Similar to most Farmers in our region, February was a month of planning at Fresh Roots in addition to a whack of orientation for this noob to the organization. I had lots of introductions to people, programming, and technology that I never knew existed. I’ve been pouring over documents and making seed orders, planning compost deliveries, and scouring resumes to hire folks for our seasonally expanding  Farm Team. I am so excited to bring all of this planning to life. Just like a little garlic sprout, these ideas will transform into something lusciously green and delicious, and I can’t wait to share it with you. 

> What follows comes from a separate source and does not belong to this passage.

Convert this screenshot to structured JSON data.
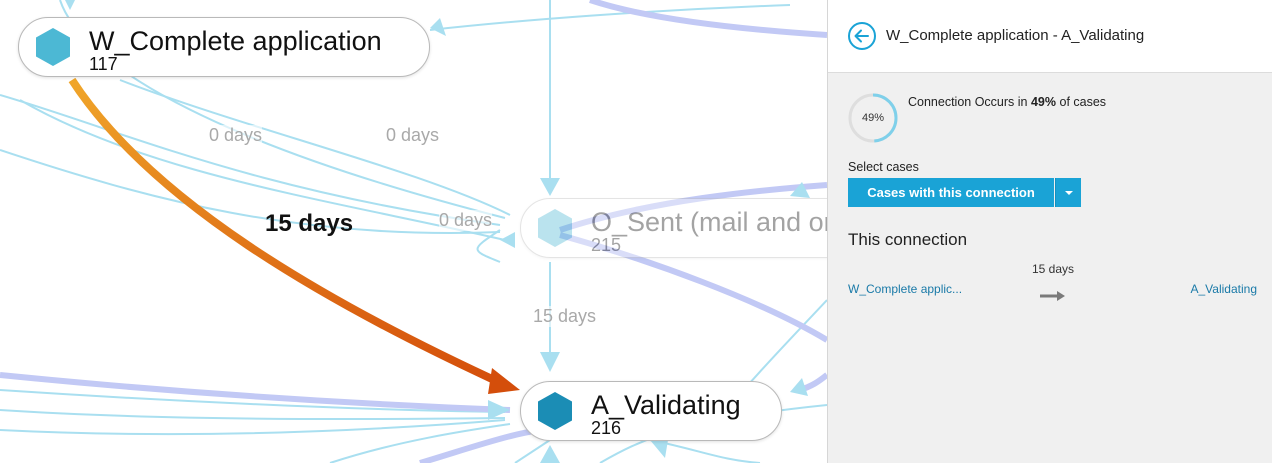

Looking forward, we’ve got lots of stuff germinating. I just received our first seed order from Johnny’s and even got a couple of seed trays started with the help of our Program Manager, Galen. Seeding is kind of like making perogies – put on some good music, set up the trays, get a flow going, and you’re in the zone. I like to imagine all the energy in the room going into every ‘plop’ of a seed. What were Galen and I talking about and how will those words be brought to life by these plants that will emerge? I don’t care if this seems hippy-dippy. It feels good to set the scene for intention and growth in a holistic way. Other things featured this month: an epic, steamy, slippery compost dump; approximately one million zoom meetings; a gigantic, online group interview for our summer staff; and… snow (what!?).  

In March you’ll hear more from me through social media and the second Monthly Farm Report, and by June CSA Veggie Box members will be reading my weekly fresh sheet updates. Soon enough, I hope you’ll all be eating the food the Farm Team has collaboratively created. Can you taste those sweet Hakurei Turnips, yet?

-Farmer Camille